Talbot is on the verge of branching out with his own organization that will be based locally, although he still will partner with close friend Gervais. The two have held a golf event the past two summers in the Montreal area -- raising a combined $140,000 to fight breast cancer and autism and help a children's charity -- and next offseason hope to switch to a hockey tournament.
Cooke and Talbot also used their Stanley Cup parties to raise money. Talbot targeted the Children's Wish Foundation, the international equivalent of Make-A-Wish, and included five families in his celebration.
"They were part of the parade with me," Talbot said. "We had a chance to interact with them and really see what that foundation did for them and what they go through when their kids get sick. The whole family can go to Disney World and forget about the sickness for a little while. Seeing those five families was pretty special."
McKee's organization has the most specific recipients, children who are being treated at Kingston General Hospital, where his mother, Cathie McKee, worked.
"We raise money for kids who have to spend an extended amount of time in the hospital to get them anything they want to make their stay easier and more comfortable -- whether it's video games or books or coloring books, whatever they need," said Jay McKee, who has a summer golf tournament.
When he played in Buffalo, McKee was affiliated for several years with the Juvenile Diabetes Research Foundation branch there and said they raised more than $500,000 in that time. Now those efforts go to his charity in Kingston

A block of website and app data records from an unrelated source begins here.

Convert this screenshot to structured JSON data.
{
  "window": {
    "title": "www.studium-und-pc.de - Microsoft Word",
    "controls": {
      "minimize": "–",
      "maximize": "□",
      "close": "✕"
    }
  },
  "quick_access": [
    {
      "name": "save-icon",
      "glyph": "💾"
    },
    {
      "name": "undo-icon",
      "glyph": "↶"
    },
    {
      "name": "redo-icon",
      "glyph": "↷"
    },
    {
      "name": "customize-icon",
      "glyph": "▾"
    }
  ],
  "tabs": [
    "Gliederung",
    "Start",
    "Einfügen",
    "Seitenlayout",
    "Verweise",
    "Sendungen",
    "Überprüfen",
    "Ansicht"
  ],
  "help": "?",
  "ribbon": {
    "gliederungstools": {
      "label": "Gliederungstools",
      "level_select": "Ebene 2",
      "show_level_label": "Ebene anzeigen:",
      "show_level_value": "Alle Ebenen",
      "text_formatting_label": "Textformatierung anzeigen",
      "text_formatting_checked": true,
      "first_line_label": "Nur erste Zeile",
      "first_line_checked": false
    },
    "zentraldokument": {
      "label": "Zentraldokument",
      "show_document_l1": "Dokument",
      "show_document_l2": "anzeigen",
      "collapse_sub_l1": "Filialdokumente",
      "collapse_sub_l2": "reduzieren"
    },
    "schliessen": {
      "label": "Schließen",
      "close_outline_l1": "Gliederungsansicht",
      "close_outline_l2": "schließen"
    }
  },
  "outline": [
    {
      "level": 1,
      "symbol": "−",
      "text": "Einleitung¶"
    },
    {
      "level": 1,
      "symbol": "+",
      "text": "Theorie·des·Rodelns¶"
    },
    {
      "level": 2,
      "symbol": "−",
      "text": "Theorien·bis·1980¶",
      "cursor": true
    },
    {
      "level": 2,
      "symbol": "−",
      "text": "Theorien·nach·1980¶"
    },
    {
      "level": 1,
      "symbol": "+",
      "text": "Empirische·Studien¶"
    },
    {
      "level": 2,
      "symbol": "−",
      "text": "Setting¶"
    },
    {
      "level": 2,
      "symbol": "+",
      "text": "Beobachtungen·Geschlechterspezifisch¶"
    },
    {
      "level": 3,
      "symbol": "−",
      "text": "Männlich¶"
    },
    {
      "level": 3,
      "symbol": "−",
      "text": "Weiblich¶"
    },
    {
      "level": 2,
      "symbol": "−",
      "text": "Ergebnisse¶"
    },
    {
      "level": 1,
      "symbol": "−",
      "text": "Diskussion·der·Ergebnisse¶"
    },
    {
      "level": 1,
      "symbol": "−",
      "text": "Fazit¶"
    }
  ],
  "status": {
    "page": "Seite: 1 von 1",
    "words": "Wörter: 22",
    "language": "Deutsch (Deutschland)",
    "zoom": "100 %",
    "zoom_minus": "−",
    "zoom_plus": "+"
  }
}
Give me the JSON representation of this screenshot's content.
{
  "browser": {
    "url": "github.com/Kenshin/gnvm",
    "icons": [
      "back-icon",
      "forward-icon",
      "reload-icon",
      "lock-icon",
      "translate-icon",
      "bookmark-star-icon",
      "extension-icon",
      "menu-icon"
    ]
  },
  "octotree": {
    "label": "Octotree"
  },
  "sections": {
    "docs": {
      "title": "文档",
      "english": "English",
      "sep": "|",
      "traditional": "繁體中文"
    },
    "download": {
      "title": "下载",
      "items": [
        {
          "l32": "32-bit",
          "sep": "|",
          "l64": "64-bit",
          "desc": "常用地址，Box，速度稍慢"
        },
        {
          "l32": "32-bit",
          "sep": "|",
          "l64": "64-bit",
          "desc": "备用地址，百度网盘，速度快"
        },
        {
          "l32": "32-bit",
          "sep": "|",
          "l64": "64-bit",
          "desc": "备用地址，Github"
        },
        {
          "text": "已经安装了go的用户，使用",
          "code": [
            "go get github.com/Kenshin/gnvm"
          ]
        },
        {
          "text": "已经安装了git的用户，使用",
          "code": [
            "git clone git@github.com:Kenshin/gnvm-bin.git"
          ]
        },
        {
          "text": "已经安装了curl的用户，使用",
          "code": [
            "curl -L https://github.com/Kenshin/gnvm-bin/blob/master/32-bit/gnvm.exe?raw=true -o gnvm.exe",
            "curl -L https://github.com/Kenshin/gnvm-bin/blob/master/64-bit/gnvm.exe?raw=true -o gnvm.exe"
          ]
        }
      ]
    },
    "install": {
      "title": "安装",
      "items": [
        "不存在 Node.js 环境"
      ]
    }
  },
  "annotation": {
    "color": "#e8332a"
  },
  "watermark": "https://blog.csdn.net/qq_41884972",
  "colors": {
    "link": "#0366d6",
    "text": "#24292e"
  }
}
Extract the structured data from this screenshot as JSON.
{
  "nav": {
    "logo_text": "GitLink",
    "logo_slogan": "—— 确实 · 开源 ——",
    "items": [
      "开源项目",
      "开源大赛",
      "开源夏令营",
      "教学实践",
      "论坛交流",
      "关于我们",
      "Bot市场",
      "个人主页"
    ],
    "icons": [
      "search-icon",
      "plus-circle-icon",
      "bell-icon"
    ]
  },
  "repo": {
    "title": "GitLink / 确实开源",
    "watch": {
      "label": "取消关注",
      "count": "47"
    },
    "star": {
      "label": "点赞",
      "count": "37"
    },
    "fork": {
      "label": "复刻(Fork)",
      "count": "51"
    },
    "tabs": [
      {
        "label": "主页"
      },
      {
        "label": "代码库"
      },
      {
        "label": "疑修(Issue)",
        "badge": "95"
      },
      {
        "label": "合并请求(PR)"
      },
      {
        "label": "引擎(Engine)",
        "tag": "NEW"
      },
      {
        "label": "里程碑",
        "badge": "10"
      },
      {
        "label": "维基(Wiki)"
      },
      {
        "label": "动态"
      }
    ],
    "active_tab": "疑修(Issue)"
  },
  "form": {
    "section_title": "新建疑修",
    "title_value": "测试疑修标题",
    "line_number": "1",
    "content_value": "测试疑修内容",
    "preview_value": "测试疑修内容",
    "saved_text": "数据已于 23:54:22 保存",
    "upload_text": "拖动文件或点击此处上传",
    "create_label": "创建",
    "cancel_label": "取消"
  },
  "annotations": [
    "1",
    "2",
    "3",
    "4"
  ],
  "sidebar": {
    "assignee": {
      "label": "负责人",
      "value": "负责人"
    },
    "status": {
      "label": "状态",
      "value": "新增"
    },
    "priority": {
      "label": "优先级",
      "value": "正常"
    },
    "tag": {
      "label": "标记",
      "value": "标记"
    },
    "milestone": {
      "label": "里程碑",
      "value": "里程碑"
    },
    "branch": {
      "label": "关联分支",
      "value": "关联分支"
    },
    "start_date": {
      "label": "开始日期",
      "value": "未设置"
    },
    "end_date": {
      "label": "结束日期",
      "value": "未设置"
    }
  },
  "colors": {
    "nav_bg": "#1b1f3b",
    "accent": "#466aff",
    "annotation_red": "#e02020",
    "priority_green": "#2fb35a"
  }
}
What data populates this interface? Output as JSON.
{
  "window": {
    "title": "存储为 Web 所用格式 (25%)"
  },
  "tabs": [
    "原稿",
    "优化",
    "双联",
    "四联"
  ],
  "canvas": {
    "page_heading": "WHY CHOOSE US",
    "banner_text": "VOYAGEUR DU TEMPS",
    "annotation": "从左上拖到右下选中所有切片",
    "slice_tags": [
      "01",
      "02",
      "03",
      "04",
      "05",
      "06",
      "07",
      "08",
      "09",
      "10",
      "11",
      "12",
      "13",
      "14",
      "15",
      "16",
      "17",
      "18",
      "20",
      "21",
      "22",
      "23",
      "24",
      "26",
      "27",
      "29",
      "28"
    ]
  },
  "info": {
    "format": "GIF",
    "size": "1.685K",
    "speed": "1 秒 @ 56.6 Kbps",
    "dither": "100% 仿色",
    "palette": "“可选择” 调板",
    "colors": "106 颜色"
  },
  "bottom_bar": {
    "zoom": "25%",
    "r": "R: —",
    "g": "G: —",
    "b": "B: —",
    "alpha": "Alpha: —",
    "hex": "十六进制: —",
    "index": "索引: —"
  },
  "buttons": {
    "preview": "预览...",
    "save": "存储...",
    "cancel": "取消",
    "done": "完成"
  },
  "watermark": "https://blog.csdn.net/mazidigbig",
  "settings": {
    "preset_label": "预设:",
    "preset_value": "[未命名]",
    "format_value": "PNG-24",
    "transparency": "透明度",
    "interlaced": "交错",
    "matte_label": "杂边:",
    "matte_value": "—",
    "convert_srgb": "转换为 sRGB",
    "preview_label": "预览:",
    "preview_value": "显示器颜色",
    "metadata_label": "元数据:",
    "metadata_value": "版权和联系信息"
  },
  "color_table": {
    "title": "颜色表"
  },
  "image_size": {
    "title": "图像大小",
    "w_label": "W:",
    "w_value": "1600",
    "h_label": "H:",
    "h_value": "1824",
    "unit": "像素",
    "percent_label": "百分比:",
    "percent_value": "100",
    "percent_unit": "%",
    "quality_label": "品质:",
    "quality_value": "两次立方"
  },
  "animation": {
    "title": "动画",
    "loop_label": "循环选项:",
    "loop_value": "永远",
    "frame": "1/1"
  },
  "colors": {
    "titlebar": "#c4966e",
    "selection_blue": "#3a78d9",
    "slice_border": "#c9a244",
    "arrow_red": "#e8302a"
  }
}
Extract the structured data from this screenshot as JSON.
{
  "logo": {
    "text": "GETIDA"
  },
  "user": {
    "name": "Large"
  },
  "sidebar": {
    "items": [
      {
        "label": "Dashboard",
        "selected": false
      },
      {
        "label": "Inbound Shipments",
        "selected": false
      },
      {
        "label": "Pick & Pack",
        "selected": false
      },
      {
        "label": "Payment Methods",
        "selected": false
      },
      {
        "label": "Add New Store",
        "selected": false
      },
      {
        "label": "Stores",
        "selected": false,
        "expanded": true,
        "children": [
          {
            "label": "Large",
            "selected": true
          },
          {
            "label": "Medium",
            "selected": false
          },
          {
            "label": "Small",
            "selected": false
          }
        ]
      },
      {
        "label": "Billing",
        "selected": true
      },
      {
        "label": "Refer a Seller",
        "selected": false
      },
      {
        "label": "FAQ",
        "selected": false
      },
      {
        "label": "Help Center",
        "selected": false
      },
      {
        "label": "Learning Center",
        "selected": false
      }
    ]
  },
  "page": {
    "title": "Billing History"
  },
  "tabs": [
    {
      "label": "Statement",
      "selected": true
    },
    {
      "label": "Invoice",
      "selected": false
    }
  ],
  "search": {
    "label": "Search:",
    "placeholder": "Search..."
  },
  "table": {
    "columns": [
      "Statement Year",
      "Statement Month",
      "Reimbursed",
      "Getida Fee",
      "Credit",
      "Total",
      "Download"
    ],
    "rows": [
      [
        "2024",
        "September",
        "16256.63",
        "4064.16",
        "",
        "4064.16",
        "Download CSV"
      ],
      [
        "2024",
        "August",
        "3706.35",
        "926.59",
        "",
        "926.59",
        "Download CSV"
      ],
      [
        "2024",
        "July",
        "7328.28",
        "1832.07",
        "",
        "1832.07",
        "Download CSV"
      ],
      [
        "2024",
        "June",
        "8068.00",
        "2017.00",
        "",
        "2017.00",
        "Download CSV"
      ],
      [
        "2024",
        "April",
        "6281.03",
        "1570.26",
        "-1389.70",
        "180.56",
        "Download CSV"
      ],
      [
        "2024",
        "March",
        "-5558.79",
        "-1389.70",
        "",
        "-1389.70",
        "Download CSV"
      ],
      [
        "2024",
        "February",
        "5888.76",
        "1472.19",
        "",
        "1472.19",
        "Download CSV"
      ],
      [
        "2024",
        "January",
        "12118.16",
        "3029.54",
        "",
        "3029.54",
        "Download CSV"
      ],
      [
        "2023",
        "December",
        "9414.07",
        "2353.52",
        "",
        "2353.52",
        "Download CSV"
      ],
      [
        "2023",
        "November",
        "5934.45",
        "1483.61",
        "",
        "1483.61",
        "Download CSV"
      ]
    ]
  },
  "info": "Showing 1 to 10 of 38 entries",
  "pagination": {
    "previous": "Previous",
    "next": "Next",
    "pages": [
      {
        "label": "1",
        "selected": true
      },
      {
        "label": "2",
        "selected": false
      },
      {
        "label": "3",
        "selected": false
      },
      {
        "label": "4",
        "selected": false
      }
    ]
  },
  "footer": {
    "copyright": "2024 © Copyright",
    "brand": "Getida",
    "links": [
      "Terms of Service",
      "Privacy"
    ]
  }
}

"I just wanted to do something based around kids," he said. "I know there's hundreds of charities that do great stuff in all different ranges, but being able to do something with children, for me, that's the way to go.
"The most rewarding part is just seeing the people's faces -- everyone that's involved, not even just the children, but all the volunteers that make it work."
First Published December 27, 2009 12:00 am